“The Flutter team is very approachable,” says Brian. “I’ve reached out to Tim Sneath, the company’s Product Manager, and he’s been really helpful. Flutter is very pro-community. They are even willing to feature your apps built on their platform.”
Flutter Security & Limitations
As far as security goes, Brian says, “Flutter is simply a UI front end building tool. The real security backend sits behind Flutter. And all the security concerns available in Native are supported by Flutter.”
What about Flutter’s limitations? As per Brian, Flutter wouldn’t be the best choice for augmented reality (AR) projects or anything highly system intensive for that matter. Flutter doesn’t do 3D well.

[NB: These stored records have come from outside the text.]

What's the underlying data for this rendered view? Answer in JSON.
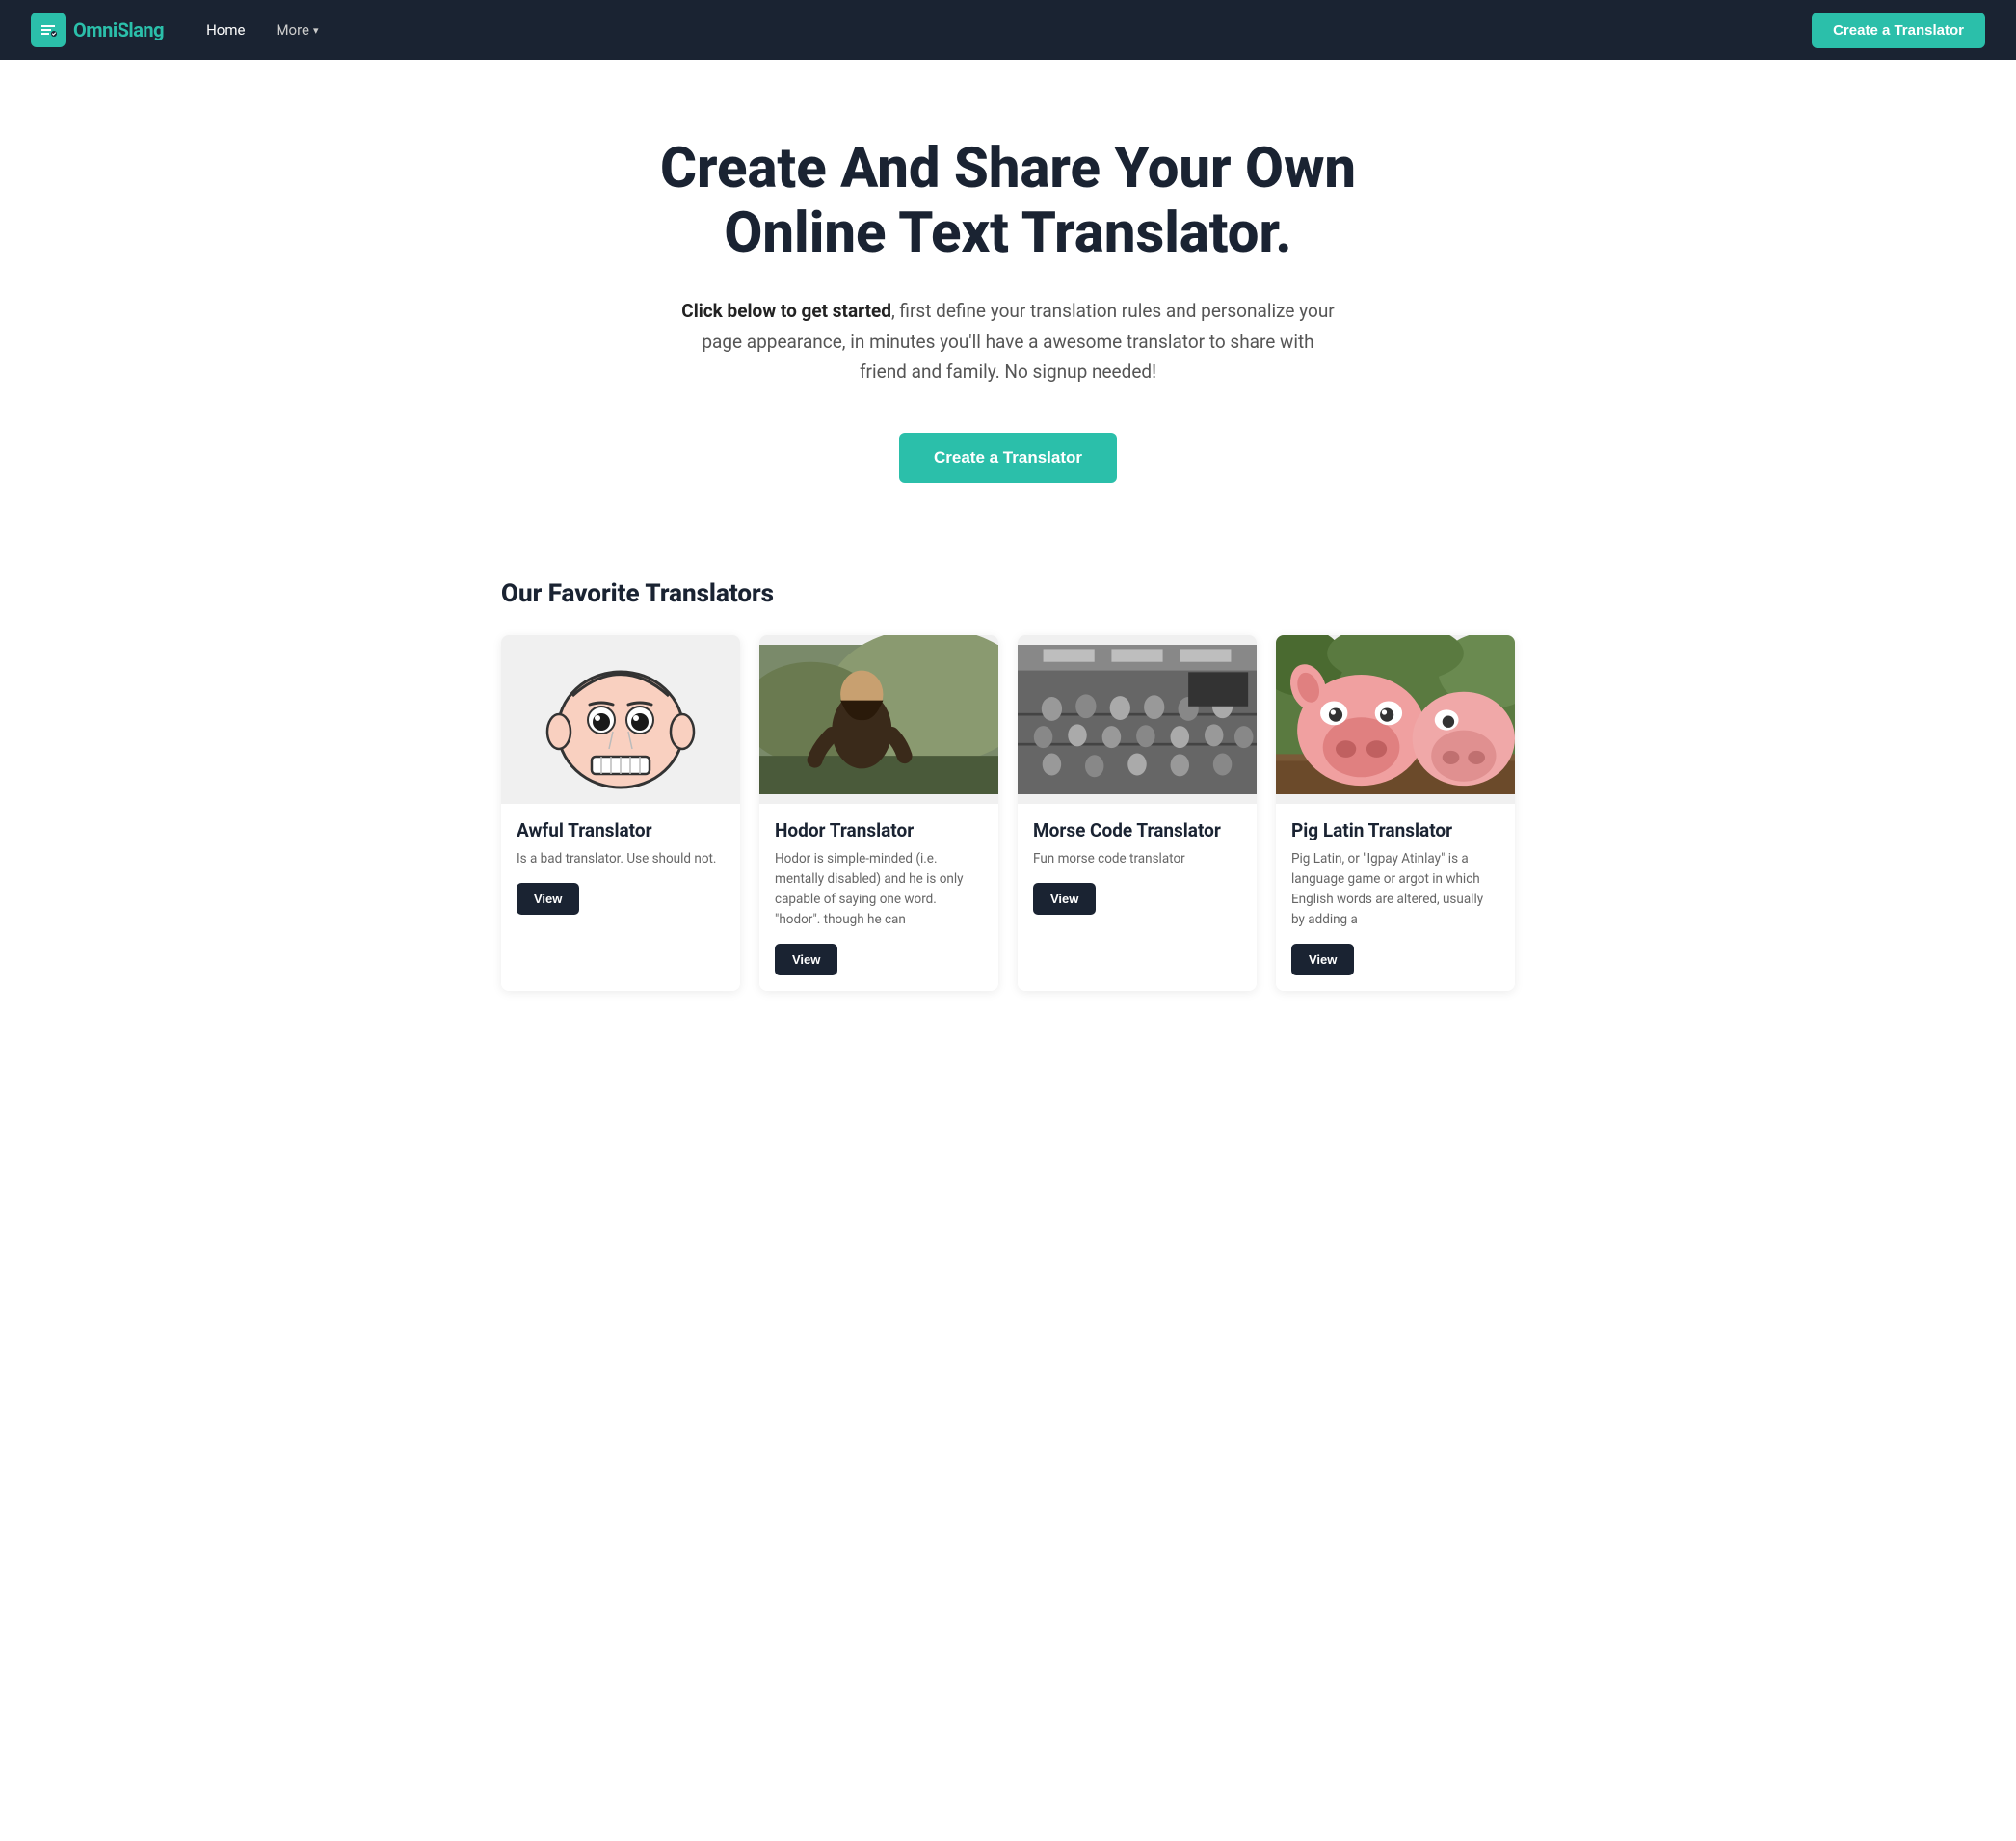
{
  "nav": {
    "logo_text": "OmniSlang",
    "logo_icon": "💬",
    "home_label": "Home",
    "more_label": "More",
    "cta_label": "Create a Translator"
  },
  "hero": {
    "title": "Create And Share Your Own Online Text Translator.",
    "subtitle_bold": "Click below to get started",
    "subtitle_rest": ", first define your translation rules and personalize your page appearance, in minutes you'll have a awesome translator to share with friend and family. No signup needed!",
    "cta_label": "Create a Translator"
  },
  "section": {
    "title": "Our Favorite Translators",
    "cards": [
      {
        "id": "awful",
        "title": "Awful Translator",
        "description": "Is a bad translator. Use should not.",
        "button_label": "View"
      },
      {
        "id": "hodor",
        "title": "Hodor Translator",
        "description": "Hodor is simple-minded (i.e. mentally disabled) and he is only capable of saying one word. \"hodor\". though he can",
        "button_label": "View"
      },
      {
        "id": "morse",
        "title": "Morse Code Translator",
        "description": "Fun morse code translator",
        "button_label": "View"
      },
      {
        "id": "pig",
        "title": "Pig Latin Translator",
        "description": "Pig Latin, or \"Igpay Atinlay\" is a language game or argot in which English words are altered, usually by adding a",
        "button_label": "View"
      }
    ]
  }
}
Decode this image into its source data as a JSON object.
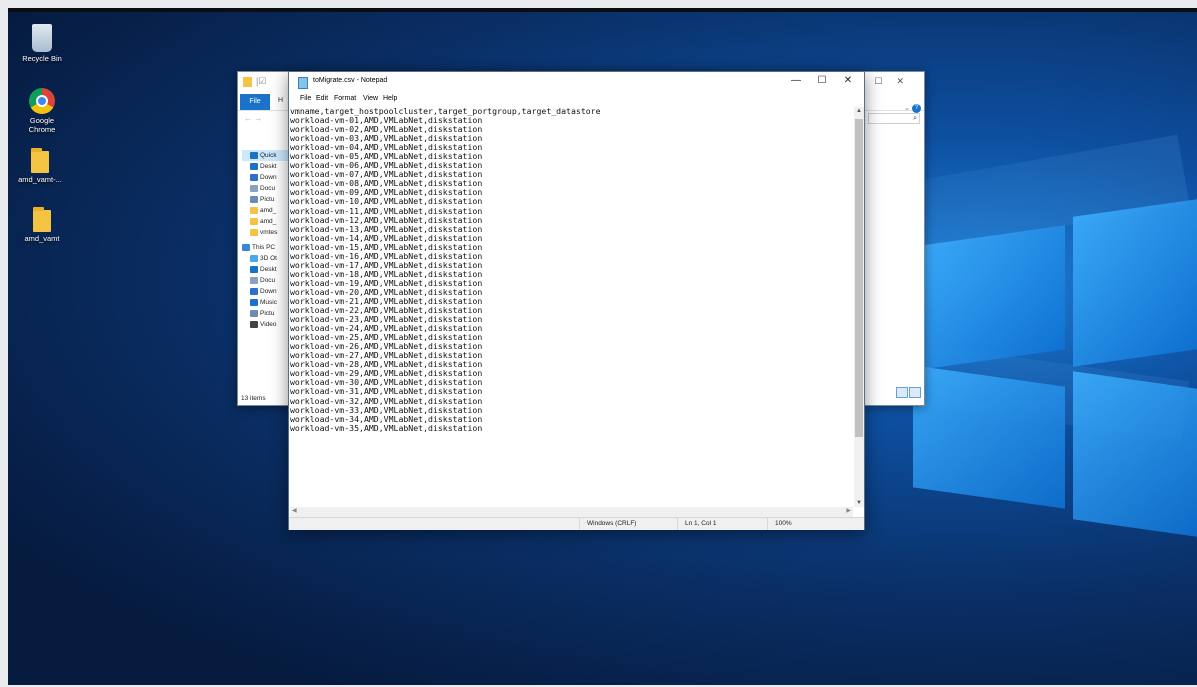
{
  "desktop": {
    "icons": [
      {
        "label": "Recycle Bin",
        "icon": "recycle-bin-icon"
      },
      {
        "label": "Google Chrome",
        "icon": "chrome-icon"
      },
      {
        "label": "amd_vamt-...",
        "icon": "folder-icon"
      },
      {
        "label": "amd_vamt",
        "icon": "folder-icon"
      }
    ]
  },
  "explorer": {
    "file_tab": "File",
    "home_tab": "H",
    "sidebar": [
      {
        "label": "Quick",
        "icon": "star-icon",
        "color": "#1a73c8"
      },
      {
        "label": "Deskt",
        "icon": "desktop-icon",
        "color": "#1a73c8"
      },
      {
        "label": "Down",
        "icon": "download-icon",
        "color": "#2f6fd1"
      },
      {
        "label": "Docu",
        "icon": "document-icon",
        "color": "#8aa2bd"
      },
      {
        "label": "Pictu",
        "icon": "pictures-icon",
        "color": "#6c8db0"
      },
      {
        "label": "amd_",
        "icon": "folder-icon",
        "color": "#f5c342"
      },
      {
        "label": "amd_",
        "icon": "folder-icon",
        "color": "#f5c342"
      },
      {
        "label": "vmtes",
        "icon": "folder-icon",
        "color": "#f5c342"
      },
      {
        "label": "This PC",
        "icon": "pc-icon",
        "color": "#3a86d8"
      },
      {
        "label": "3D Ot",
        "icon": "3d-objects-icon",
        "color": "#4aa7e8"
      },
      {
        "label": "Deskt",
        "icon": "desktop-icon",
        "color": "#1a73c8"
      },
      {
        "label": "Docu",
        "icon": "document-icon",
        "color": "#8aa2bd"
      },
      {
        "label": "Down",
        "icon": "download-icon",
        "color": "#2f6fd1"
      },
      {
        "label": "Music",
        "icon": "music-icon",
        "color": "#1a73c8"
      },
      {
        "label": "Pictu",
        "icon": "pictures-icon",
        "color": "#6c8db0"
      },
      {
        "label": "Video",
        "icon": "video-icon",
        "color": "#444444"
      }
    ],
    "items_count": "13 items"
  },
  "notepad": {
    "title": "toMigrate.csv - Notepad",
    "menu": [
      "File",
      "Edit",
      "Format",
      "View",
      "Help"
    ],
    "lines": [
      "vmname,target_hostpoolcluster,target_portgroup,target_datastore",
      "workload-vm-01,AMD,VMLabNet,diskstation",
      "workload-vm-02,AMD,VMLabNet,diskstation",
      "workload-vm-03,AMD,VMLabNet,diskstation",
      "workload-vm-04,AMD,VMLabNet,diskstation",
      "workload-vm-05,AMD,VMLabNet,diskstation",
      "workload-vm-06,AMD,VMLabNet,diskstation",
      "workload-vm-07,AMD,VMLabNet,diskstation",
      "workload-vm-08,AMD,VMLabNet,diskstation",
      "workload-vm-09,AMD,VMLabNet,diskstation",
      "workload-vm-10,AMD,VMLabNet,diskstation",
      "workload-vm-11,AMD,VMLabNet,diskstation",
      "workload-vm-12,AMD,VMLabNet,diskstation",
      "workload-vm-13,AMD,VMLabNet,diskstation",
      "workload-vm-14,AMD,VMLabNet,diskstation",
      "workload-vm-15,AMD,VMLabNet,diskstation",
      "workload-vm-16,AMD,VMLabNet,diskstation",
      "workload-vm-17,AMD,VMLabNet,diskstation",
      "workload-vm-18,AMD,VMLabNet,diskstation",
      "workload-vm-19,AMD,VMLabNet,diskstation",
      "workload-vm-20,AMD,VMLabNet,diskstation",
      "workload-vm-21,AMD,VMLabNet,diskstation",
      "workload-vm-22,AMD,VMLabNet,diskstation",
      "workload-vm-23,AMD,VMLabNet,diskstation",
      "workload-vm-24,AMD,VMLabNet,diskstation",
      "workload-vm-25,AMD,VMLabNet,diskstation",
      "workload-vm-26,AMD,VMLabNet,diskstation",
      "workload-vm-27,AMD,VMLabNet,diskstation",
      "workload-vm-28,AMD,VMLabNet,diskstation",
      "workload-vm-29,AMD,VMLabNet,diskstation",
      "workload-vm-30,AMD,VMLabNet,diskstation",
      "workload-vm-31,AMD,VMLabNet,diskstation",
      "workload-vm-32,AMD,VMLabNet,diskstation",
      "workload-vm-33,AMD,VMLabNet,diskstation",
      "workload-vm-34,AMD,VMLabNet,diskstation",
      "workload-vm-35,AMD,VMLabNet,diskstation"
    ],
    "status": {
      "line_ending": "Windows (CRLF)",
      "position": "Ln 1, Col 1",
      "zoom": "100%"
    }
  }
}
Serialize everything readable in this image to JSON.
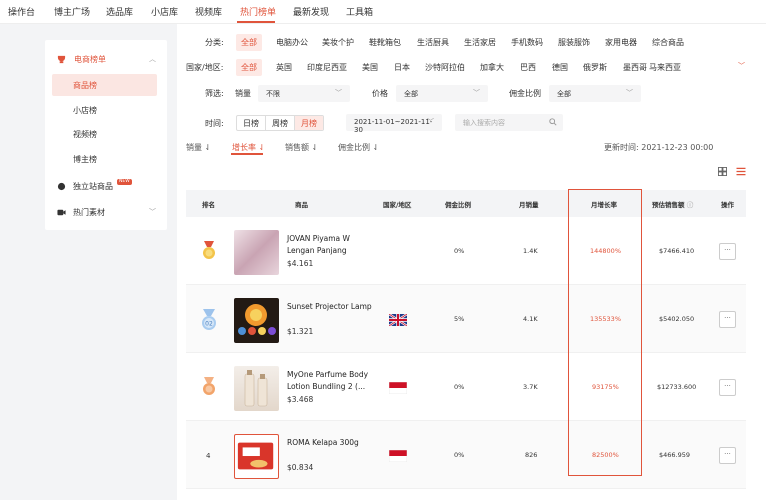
{
  "nav": {
    "items": [
      "操作台",
      "博主广场",
      "选品库",
      "小店库",
      "视频库",
      "热门榜单",
      "最新发现",
      "工具箱"
    ],
    "active": "热门榜单"
  },
  "sidebar": {
    "section_title": "电商榜单",
    "items": [
      {
        "label": "商品榜",
        "active": true
      },
      {
        "label": "小店榜"
      },
      {
        "label": "视频榜"
      },
      {
        "label": "博主榜"
      }
    ],
    "independent_label": "独立站商品",
    "new_badge": "NEW",
    "materials_label": "热门素材"
  },
  "filters": {
    "category_label": "分类:",
    "categories": [
      "全部",
      "电脑办公",
      "美妆个护",
      "鞋靴箱包",
      "生活厨具",
      "生活家居",
      "手机数码",
      "服装服饰",
      "家用电器",
      "综合商品"
    ],
    "region_label": "国家/地区:",
    "regions": [
      "全部",
      "英国",
      "印度尼西亚",
      "美国",
      "日本",
      "沙特阿拉伯",
      "加拿大",
      "巴西",
      "德国",
      "俄罗斯",
      "墨西哥",
      "马来西亚"
    ],
    "screen_label": "筛选:",
    "sales_label": "销量",
    "sales_value": "不限",
    "price_label": "价格",
    "price_value": "全部",
    "commission_label": "佣金比例",
    "commission_value": "全部",
    "time_label": "时间:",
    "time_tabs": [
      "日榜",
      "周榜",
      "月榜"
    ],
    "time_active": "月榜",
    "date_range": "2021-11-01~2021-11-30",
    "search_placeholder": "输入搜索内容"
  },
  "sort": {
    "tabs": [
      "销量",
      "增长率",
      "销售额",
      "佣金比例"
    ],
    "active": "增长率",
    "update_time": "更新时间: 2021-12-23 00:00"
  },
  "table": {
    "headers": [
      "排名",
      "商品",
      "国家/地区",
      "佣金比例",
      "月销量",
      "月增长率",
      "预估销售额",
      "操作"
    ],
    "rows": [
      {
        "rank": "1",
        "name": "JOVAN Piyama W Lengan Panjang",
        "price": "$4.161",
        "flag": "",
        "commission": "0%",
        "sales": "1.4K",
        "growth": "144800%",
        "revenue": "$7466.410",
        "more": "···"
      },
      {
        "rank": "02",
        "name": "Sunset Projector Lamp",
        "price": "$1.321",
        "flag": "uk-flag-icon",
        "commission": "5%",
        "sales": "4.1K",
        "growth": "135533%",
        "revenue": "$5402.050",
        "more": "···"
      },
      {
        "rank": "3",
        "name": "MyOne Parfume Body Lotion Bundling 2 (...",
        "price": "$3.468",
        "flag": "indonesia-flag-icon",
        "commission": "0%",
        "sales": "3.7K",
        "growth": "93175%",
        "revenue": "$12733.600",
        "more": "···"
      },
      {
        "rank": "4",
        "name": "ROMA Kelapa 300g",
        "price": "$0.834",
        "flag": "indonesia-flag-icon",
        "commission": "0%",
        "sales": "826",
        "growth": "82500%",
        "revenue": "$466.959",
        "more": "···"
      }
    ]
  },
  "colors": {
    "accent": "#e0543b",
    "highlight_bg": "#fde9e5"
  }
}
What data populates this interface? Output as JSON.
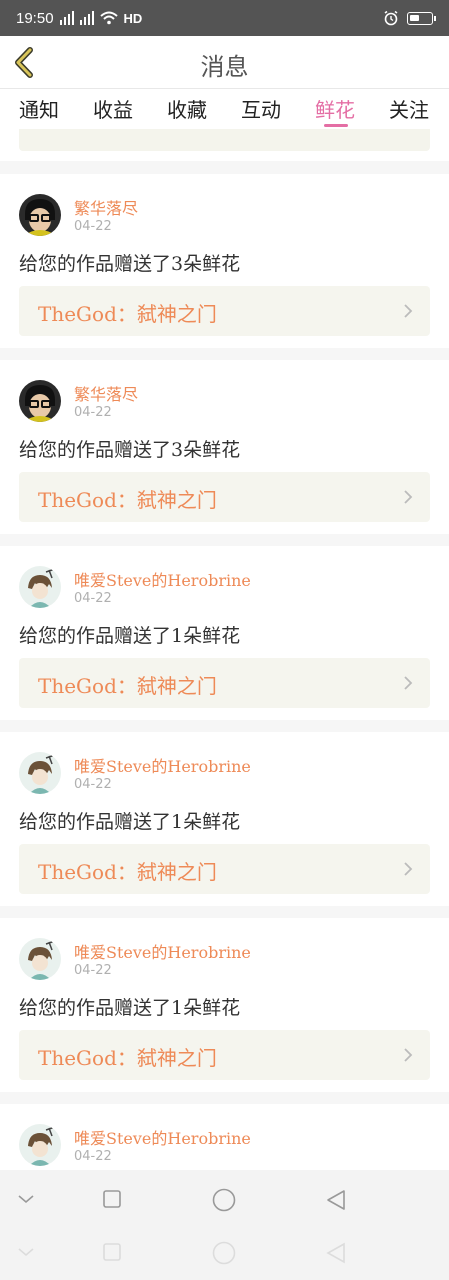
{
  "status_bar": {
    "time": "19:50",
    "net1": "4G",
    "net2": "4G",
    "hd": "HD",
    "battery_level": 0.45
  },
  "header": {
    "title": "消息"
  },
  "tabs": [
    {
      "label": "通知",
      "active": false
    },
    {
      "label": "收益",
      "active": false
    },
    {
      "label": "收藏",
      "active": false
    },
    {
      "label": "互动",
      "active": false
    },
    {
      "label": "鲜花",
      "active": true
    },
    {
      "label": "关注",
      "active": false
    }
  ],
  "messages": [
    {
      "avatar": "avatar-glasses-icon",
      "user": "繁华落尽",
      "date": "04-22",
      "text": "给您的作品赠送了3朵鲜花",
      "work": "TheGod：弑神之门"
    },
    {
      "avatar": "avatar-glasses-icon",
      "user": "繁华落尽",
      "date": "04-22",
      "text": "给您的作品赠送了3朵鲜花",
      "work": "TheGod：弑神之门"
    },
    {
      "avatar": "avatar-anime-icon",
      "user": "唯爱Steve的Herobrine",
      "date": "04-22",
      "text": "给您的作品赠送了1朵鲜花",
      "work": "TheGod：弑神之门"
    },
    {
      "avatar": "avatar-anime-icon",
      "user": "唯爱Steve的Herobrine",
      "date": "04-22",
      "text": "给您的作品赠送了1朵鲜花",
      "work": "TheGod：弑神之门"
    },
    {
      "avatar": "avatar-anime-icon",
      "user": "唯爱Steve的Herobrine",
      "date": "04-22",
      "text": "给您的作品赠送了1朵鲜花",
      "work": "TheGod：弑神之门"
    },
    {
      "avatar": "avatar-anime-icon",
      "user": "唯爱Steve的Herobrine",
      "date": "04-22",
      "text": "",
      "work": ""
    }
  ],
  "colors": {
    "accent_pink": "#e46ea4",
    "name_orange": "#ee8a57",
    "back_arrow": "#b8a23a"
  },
  "nav_icons": [
    "collapse-icon",
    "recent-apps-icon",
    "home-icon",
    "back-icon"
  ]
}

Instead, you can write the 3D component natively, and then use Flutter to do the non-3D work. For example, in Google Stadia, the player interaction is written in Native, and the rest was created with Flutter.
The Future of Flutter
The Flutter target ecosystem keeps growing. It already includes iOS, Android, Windows, macOS, Linux and Web. Toyota uses Flutter in their car software builds, and Sony is looking into Flutter as the interface for PlayStation. Meanwhile, Google is not-so secretly developing the Fuchsia OS, which may be the successor to Android. The user interface framework for Fuchsia is Flutter. You can even build simple 2D games with Flutter using their Flame Engine.
The Benefits of Using Flutter
Here’s why developers love Flutter:
- True cross platform development – Writes the same codebase for iOS, Android, Web and desktop all at once.
- Speeds up development. Easy to use.
- Flutter uses Dart, a type-safe language.
- You can embed Flutter views in Native apps and vice versa.
- The Flutter support resources and community are outstanding.
Here’s why Flutter is great for business:
- Accelerates product development lifecycles.
- Enables dynamic and flexible product iteration.
- Provides more room for product experimentation & innovation.
- Shortens time to market.
- Keeps your developers happy.
The Choice is Yours
At Rocket Farm Studio, our developers are experts in Flutter, React Native and Native development. Since no two projects are alike, we pick the best platform for the job at hand. We nail down the technical aspects of your app development and provide the expertise to transform your product into a growth machine. Our effective Product – Market Fit approach takes you from great idea to market success faster.
Want to learn more? Contact us today.